Activity – The required output is every entry below, copied exactly.

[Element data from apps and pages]
-.-.-
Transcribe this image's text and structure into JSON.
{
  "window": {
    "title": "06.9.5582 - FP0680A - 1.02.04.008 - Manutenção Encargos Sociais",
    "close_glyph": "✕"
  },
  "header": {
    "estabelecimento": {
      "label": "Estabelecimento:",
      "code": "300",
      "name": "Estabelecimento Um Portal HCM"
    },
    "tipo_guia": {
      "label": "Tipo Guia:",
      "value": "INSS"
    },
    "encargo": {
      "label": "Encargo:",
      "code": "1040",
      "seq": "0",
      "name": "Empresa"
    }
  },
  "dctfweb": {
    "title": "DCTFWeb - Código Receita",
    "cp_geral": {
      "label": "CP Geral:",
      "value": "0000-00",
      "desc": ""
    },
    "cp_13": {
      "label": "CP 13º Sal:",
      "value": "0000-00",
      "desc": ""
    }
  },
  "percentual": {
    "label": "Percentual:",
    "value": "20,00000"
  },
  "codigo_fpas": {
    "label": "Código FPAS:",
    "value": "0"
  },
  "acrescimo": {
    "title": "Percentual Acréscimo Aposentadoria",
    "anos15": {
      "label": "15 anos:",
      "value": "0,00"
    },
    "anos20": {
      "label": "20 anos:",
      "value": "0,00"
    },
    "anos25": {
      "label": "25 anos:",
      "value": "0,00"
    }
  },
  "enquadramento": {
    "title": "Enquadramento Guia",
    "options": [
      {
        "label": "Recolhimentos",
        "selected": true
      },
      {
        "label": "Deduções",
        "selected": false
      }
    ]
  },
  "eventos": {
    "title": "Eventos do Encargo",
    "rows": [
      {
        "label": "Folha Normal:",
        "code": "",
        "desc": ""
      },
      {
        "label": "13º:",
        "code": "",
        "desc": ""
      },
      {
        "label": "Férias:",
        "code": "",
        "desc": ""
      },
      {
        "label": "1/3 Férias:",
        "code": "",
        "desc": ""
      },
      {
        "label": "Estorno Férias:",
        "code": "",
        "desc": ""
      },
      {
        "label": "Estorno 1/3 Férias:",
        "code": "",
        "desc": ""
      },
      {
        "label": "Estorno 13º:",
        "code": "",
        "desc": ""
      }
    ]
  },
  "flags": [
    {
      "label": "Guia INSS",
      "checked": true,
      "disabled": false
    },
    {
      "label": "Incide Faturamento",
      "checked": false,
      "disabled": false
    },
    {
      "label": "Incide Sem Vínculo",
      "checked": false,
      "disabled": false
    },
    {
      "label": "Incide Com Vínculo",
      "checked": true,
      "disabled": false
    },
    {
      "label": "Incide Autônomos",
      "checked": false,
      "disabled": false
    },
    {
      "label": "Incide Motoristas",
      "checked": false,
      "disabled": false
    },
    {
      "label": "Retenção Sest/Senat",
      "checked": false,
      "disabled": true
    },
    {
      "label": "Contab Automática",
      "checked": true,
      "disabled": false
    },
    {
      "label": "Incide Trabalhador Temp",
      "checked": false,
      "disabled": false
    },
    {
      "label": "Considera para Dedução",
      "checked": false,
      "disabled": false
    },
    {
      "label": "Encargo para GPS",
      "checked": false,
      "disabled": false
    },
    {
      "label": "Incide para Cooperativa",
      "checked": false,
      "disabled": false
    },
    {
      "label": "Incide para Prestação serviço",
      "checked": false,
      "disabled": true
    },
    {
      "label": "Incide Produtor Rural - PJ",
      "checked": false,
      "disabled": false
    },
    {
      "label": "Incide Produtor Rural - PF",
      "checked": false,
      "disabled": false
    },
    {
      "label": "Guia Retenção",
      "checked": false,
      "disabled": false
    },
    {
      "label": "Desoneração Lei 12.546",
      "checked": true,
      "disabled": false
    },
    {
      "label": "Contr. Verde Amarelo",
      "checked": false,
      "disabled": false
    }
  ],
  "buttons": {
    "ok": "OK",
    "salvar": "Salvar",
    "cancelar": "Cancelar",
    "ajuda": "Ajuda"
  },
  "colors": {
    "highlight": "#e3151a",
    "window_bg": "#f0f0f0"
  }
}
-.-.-
Solution for this problem –
Transcribe this image's text and structure into JSON.
{
  "window": {
    "title": "06.9.5582 - FP0680A - 1.02.04.008 - Manutenção Encargos Sociais",
    "close_glyph": "✕"
  },
  "header": {
    "estabelecimento": {
      "label": "Estabelecimento:",
      "code": "300",
      "name": "Estabelecimento Um Portal HCM"
    },
    "tipo_guia": {
      "label": "Tipo Guia:",
      "value": "INSS"
    },
    "encargo": {
      "label": "Encargo:",
      "code": "1040",
      "seq": "0",
      "name": "Empresa"
    }
  },
  "dctfweb": {
    "title": "DCTFWeb - Código Receita",
    "cp_geral": {
      "label": "CP Geral:",
      "value": "0000-00",
      "desc": ""
    },
    "cp_13": {
      "label": "CP 13º Sal:",
      "value": "0000-00",
      "desc": ""
    }
  },
  "percentual": {
    "label": "Percentual:",
    "value": "20,00000"
  },
  "codigo_fpas": {
    "label": "Código FPAS:",
    "value": "0"
  },
  "acrescimo": {
    "title": "Percentual Acréscimo Aposentadoria",
    "anos15": {
      "label": "15 anos:",
      "value": "0,00"
    },
    "anos20": {
      "label": "20 anos:",
      "value": "0,00"
    },
    "anos25": {
      "label": "25 anos:",
      "value": "0,00"
    }
  },
  "enquadramento": {
    "title": "Enquadramento Guia",
    "options": [
      {
        "label": "Recolhimentos",
        "selected": true
      },
      {
        "label": "Deduções",
        "selected": false
      }
    ]
  },
  "eventos": {
    "title": "Eventos do Encargo",
    "rows": [
      {
        "label": "Folha Normal:",
        "code": "",
        "desc": ""
      },
      {
        "label": "13º:",
        "code": "",
        "desc": ""
      },
      {
        "label": "Férias:",
        "code": "",
        "desc": ""
      },
      {
        "label": "1/3 Férias:",
        "code": "",
        "desc": ""
      },
      {
        "label": "Estorno Férias:",
        "code": "",
        "desc": ""
      },
      {
        "label": "Estorno 1/3 Férias:",
        "code": "",
        "desc": ""
      },
      {
        "label": "Estorno 13º:",
        "code": "",
        "desc": ""
      }
    ]
  },
  "flags": [
    {
      "label": "Guia INSS",
      "checked": true,
      "disabled": false
    },
    {
      "label": "Incide Faturamento",
      "checked": false,
      "disabled": false
    },
    {
      "label": "Incide Sem Vínculo",
      "checked": false,
      "disabled": false
    },
    {
      "label": "Incide Com Vínculo",
      "checked": true,
      "disabled": false
    },
    {
      "label": "Incide Autônomos",
      "checked": false,
      "disabled": false
    },
    {
      "label": "Incide Motoristas",
      "checked": false,
      "disabled": false
    },
    {
      "label": "Retenção Sest/Senat",
      "checked": false,
      "disabled": true
    },
    {
      "label": "Contab Automática",
      "checked": true,
      "disabled": false
    },
    {
      "label": "Incide Trabalhador Temp",
      "checked": false,
      "disabled": false
    },
    {
      "label": "Considera para Dedução",
      "checked": false,
      "disabled": false
    },
    {
      "label": "Encargo para GPS",
      "checked": false,
      "disabled": false
    },
    {
      "label": "Incide para Cooperativa",
      "checked": false,
      "disabled": false
    },
    {
      "label": "Incide para Prestação serviço",
      "checked": false,
      "disabled": true
    },
    {
      "label": "Incide Produtor Rural - PJ",
      "checked": false,
      "disabled": false
    },
    {
      "label": "Incide Produtor Rural - PF",
      "checked": false,
      "disabled": false
    },
    {
      "label": "Guia Retenção",
      "checked": false,
      "disabled": false
    },
    {
      "label": "Desoneração Lei 12.546",
      "checked": true,
      "disabled": false
    },
    {
      "label": "Contr. Verde Amarelo",
      "checked": false,
      "disabled": false
    }
  ],
  "buttons": {
    "ok": "OK",
    "salvar": "Salvar",
    "cancelar": "Cancelar",
    "ajuda": "Ajuda"
  },
  "colors": {
    "highlight": "#e3151a",
    "window_bg": "#f0f0f0"
  }
}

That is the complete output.